“ Traditionally a tower is pyramidal in structure, but we have done quite the opposite… I wanted the sensation of instability, something that was continually in movement… You need to journey round the object, and through it. Like a Tower of Babel, it requires real participation from the public”
— Anish Kapoor, Designer of the Olympic Orbit
LOOMING LARGE: It’s big, it’s red and 115m high — the Anish Kapoor/Cecil Balmond designed ArcelorMittal Orbit, was always meant to walk on the wild side between art and engineering. Dubbed the “Olympic helter-skelter”, Kapoor wanted to symbolize radical advances in the architectural field by combining sculpture and structural engineering.

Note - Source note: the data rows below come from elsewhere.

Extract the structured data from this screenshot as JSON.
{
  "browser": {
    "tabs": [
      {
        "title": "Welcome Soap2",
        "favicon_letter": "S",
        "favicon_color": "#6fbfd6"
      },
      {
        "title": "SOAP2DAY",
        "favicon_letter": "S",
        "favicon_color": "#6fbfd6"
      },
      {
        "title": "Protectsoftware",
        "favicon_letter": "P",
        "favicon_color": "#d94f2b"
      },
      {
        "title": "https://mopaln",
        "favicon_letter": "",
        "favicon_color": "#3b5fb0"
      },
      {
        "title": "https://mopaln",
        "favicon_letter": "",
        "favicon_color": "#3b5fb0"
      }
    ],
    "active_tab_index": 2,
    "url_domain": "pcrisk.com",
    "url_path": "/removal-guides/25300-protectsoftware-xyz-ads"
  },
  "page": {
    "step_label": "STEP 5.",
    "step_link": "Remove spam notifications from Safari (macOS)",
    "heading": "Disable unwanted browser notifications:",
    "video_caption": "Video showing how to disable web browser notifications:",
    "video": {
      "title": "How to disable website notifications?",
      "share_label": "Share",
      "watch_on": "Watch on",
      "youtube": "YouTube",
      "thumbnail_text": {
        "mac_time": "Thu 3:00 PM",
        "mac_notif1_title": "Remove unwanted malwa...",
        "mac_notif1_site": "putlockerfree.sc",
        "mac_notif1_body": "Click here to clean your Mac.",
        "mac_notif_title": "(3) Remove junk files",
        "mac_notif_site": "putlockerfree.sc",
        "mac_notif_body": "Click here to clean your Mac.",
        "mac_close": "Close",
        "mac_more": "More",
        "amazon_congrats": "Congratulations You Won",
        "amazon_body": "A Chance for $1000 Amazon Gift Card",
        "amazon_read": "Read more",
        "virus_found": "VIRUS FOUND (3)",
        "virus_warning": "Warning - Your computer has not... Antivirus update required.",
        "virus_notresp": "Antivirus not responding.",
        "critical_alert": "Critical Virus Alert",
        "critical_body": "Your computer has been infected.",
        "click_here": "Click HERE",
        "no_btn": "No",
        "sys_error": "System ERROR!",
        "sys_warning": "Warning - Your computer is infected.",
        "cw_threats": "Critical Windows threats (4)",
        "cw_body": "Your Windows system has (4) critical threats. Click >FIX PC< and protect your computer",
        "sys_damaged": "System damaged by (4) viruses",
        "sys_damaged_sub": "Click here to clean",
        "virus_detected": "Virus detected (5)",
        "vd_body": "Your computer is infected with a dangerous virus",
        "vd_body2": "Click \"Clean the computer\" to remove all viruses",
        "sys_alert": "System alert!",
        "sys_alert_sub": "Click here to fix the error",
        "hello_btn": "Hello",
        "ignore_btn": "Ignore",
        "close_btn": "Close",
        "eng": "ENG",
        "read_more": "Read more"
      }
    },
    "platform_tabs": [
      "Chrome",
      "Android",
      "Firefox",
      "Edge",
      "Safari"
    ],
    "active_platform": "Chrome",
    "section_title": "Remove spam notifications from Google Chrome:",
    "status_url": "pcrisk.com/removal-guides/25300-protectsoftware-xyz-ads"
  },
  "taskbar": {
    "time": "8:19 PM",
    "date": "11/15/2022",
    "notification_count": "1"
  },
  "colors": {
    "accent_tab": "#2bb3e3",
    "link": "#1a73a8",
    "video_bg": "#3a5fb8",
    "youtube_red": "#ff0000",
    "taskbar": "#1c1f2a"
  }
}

Britain’s richest man and steel tycoon Lakshmi Mittal (hence the name tag) agreed to fund £16m of the £19,1m costs after Boris Johnson apparently pitched him the idea in the cloakroom in Davos. The Orbit is also Britain’s largest piece of public art and was created as a permanent lasting legacy of London’s hosting of the 2012 Summer Olympics.